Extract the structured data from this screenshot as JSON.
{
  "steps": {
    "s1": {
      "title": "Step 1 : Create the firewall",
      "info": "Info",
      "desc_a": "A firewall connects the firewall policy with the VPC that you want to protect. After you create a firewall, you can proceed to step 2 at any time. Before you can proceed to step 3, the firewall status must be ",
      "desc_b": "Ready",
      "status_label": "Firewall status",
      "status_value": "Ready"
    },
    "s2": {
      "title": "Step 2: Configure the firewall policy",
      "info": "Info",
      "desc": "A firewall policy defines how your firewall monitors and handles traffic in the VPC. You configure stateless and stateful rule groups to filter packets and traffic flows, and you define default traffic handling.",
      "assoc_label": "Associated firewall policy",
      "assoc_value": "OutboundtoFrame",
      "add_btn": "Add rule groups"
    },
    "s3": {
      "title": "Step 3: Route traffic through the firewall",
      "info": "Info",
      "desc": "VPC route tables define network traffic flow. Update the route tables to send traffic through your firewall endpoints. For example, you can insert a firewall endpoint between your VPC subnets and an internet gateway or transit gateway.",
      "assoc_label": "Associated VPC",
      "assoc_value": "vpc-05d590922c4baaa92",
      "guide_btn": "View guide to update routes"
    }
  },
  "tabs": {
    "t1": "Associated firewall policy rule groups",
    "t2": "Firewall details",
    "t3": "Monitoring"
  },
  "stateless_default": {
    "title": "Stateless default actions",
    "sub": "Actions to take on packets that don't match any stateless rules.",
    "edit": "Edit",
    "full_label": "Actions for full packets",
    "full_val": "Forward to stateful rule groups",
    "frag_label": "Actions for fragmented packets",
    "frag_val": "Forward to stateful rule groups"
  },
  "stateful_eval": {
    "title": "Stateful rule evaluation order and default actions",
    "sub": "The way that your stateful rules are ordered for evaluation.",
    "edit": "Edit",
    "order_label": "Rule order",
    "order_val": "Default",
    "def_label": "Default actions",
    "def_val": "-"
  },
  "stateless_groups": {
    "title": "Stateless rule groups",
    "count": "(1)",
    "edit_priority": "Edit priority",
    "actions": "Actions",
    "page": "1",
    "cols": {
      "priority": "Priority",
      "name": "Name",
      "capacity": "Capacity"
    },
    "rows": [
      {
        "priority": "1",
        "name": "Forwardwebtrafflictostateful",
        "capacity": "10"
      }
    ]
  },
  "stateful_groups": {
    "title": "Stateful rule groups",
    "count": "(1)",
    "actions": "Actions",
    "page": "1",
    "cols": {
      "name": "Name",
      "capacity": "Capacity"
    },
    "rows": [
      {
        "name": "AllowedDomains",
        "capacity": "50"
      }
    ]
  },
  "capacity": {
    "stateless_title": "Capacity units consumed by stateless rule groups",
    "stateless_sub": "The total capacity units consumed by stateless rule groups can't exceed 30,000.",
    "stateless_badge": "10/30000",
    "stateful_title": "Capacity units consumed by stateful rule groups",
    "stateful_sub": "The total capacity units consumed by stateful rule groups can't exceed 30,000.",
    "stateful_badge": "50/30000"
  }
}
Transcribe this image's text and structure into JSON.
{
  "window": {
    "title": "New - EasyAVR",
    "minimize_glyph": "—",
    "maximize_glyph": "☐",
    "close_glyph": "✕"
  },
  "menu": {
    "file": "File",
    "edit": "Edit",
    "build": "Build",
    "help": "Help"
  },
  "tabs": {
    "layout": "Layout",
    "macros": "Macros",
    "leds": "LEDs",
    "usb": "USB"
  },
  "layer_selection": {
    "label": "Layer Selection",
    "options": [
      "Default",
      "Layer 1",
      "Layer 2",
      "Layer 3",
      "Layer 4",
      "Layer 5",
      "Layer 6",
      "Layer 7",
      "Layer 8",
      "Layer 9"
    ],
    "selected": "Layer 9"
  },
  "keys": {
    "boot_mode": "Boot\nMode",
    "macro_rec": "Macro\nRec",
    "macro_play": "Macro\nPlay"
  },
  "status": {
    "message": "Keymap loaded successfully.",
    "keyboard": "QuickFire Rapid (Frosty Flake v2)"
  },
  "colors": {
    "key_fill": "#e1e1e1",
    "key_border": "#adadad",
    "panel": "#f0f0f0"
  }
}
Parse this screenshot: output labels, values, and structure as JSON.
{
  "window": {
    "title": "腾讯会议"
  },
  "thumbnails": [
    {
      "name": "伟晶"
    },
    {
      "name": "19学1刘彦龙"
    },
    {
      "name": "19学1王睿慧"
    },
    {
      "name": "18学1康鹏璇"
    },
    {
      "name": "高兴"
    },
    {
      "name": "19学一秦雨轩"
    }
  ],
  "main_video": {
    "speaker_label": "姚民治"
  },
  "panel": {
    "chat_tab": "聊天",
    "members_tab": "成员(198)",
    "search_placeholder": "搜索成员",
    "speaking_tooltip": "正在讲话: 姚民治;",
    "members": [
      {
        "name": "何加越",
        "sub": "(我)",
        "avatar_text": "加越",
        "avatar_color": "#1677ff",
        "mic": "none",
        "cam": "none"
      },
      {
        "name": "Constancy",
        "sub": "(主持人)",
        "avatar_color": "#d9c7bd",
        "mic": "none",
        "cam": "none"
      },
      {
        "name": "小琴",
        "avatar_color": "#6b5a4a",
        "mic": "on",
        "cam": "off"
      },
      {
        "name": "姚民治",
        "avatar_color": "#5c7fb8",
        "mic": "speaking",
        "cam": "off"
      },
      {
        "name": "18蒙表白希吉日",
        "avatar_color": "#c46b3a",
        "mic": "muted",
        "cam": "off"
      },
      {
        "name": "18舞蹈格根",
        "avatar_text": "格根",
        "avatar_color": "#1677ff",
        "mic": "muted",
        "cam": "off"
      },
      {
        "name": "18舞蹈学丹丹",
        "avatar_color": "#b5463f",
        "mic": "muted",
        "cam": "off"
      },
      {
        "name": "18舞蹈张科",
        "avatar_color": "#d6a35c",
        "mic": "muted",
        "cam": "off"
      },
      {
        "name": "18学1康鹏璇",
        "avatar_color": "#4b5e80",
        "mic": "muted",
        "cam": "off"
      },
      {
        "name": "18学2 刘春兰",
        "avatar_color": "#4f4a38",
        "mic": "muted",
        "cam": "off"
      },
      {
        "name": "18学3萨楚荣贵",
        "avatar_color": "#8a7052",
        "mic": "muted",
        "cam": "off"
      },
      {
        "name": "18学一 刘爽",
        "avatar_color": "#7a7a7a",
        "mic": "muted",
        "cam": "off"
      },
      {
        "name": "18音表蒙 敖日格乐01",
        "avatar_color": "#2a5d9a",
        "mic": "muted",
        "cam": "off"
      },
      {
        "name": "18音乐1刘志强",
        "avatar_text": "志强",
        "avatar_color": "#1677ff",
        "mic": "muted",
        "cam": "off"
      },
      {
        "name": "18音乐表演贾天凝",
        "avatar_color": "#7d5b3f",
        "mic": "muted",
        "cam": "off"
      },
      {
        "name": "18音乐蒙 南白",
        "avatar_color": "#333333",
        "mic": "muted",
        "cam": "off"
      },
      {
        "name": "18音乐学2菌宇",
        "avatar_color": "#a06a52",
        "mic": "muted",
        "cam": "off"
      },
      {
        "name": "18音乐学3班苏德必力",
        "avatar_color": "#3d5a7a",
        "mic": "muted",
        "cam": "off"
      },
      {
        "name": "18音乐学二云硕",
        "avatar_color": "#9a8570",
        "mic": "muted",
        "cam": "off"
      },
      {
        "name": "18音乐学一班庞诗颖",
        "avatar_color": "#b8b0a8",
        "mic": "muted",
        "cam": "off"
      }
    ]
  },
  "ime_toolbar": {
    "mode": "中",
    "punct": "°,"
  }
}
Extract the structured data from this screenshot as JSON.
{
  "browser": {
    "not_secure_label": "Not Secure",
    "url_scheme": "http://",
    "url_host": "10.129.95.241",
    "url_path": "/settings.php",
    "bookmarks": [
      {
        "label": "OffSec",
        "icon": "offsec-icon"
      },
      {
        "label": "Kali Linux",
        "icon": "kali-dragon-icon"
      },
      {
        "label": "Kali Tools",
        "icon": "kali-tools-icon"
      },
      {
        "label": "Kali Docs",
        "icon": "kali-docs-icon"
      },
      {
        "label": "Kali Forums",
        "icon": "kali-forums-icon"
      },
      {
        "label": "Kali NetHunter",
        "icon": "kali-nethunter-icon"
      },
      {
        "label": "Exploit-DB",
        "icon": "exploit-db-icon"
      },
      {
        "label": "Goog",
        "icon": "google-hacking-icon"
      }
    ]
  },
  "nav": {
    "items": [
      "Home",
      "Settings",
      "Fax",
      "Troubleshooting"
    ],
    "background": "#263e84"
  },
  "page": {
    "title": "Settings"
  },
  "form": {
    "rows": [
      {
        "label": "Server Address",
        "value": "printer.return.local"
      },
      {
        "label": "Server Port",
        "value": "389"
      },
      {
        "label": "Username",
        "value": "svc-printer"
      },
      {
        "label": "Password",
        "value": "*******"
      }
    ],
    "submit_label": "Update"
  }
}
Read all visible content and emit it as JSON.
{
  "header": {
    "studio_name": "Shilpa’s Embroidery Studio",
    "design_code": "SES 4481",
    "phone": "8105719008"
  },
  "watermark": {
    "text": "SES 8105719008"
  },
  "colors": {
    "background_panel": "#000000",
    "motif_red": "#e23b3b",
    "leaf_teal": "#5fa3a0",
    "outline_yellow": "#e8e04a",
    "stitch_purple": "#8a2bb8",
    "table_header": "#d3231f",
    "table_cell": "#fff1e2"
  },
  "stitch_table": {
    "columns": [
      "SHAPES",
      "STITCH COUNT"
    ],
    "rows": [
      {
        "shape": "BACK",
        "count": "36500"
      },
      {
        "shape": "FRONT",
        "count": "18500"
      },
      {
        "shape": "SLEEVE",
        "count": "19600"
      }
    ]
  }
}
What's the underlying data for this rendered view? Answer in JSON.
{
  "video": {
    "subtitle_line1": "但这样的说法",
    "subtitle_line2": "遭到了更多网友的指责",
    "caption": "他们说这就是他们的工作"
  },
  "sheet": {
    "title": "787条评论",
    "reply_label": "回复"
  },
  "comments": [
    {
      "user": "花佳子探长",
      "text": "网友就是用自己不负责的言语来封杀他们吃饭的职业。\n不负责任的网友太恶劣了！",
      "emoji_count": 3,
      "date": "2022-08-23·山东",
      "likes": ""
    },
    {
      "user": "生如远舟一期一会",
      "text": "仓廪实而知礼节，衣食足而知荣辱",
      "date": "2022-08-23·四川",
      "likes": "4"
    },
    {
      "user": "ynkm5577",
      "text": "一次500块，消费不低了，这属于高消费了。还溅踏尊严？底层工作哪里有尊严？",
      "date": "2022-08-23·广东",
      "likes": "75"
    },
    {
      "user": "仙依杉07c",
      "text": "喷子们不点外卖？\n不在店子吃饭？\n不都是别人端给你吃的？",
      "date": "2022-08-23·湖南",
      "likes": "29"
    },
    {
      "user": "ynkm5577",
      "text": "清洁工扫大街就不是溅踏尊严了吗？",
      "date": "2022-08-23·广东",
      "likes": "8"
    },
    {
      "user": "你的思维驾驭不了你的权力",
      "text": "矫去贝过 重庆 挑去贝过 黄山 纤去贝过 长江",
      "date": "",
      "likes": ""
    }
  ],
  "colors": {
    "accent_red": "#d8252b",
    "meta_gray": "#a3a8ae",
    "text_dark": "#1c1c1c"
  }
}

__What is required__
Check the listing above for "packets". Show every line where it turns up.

__Expected answer__
      "desc": "A firewall policy defines how your firewall monitors and handles traffic in the VPC. You configure stateless and stateful rule groups to filter packets and traffic flows, and you define default traffic handling.",
    "sub": "Actions to take on packets that don't match any stateless rules.",
    "full_label": "Actions for full packets",
    "frag_label": "Actions for fragmented packets",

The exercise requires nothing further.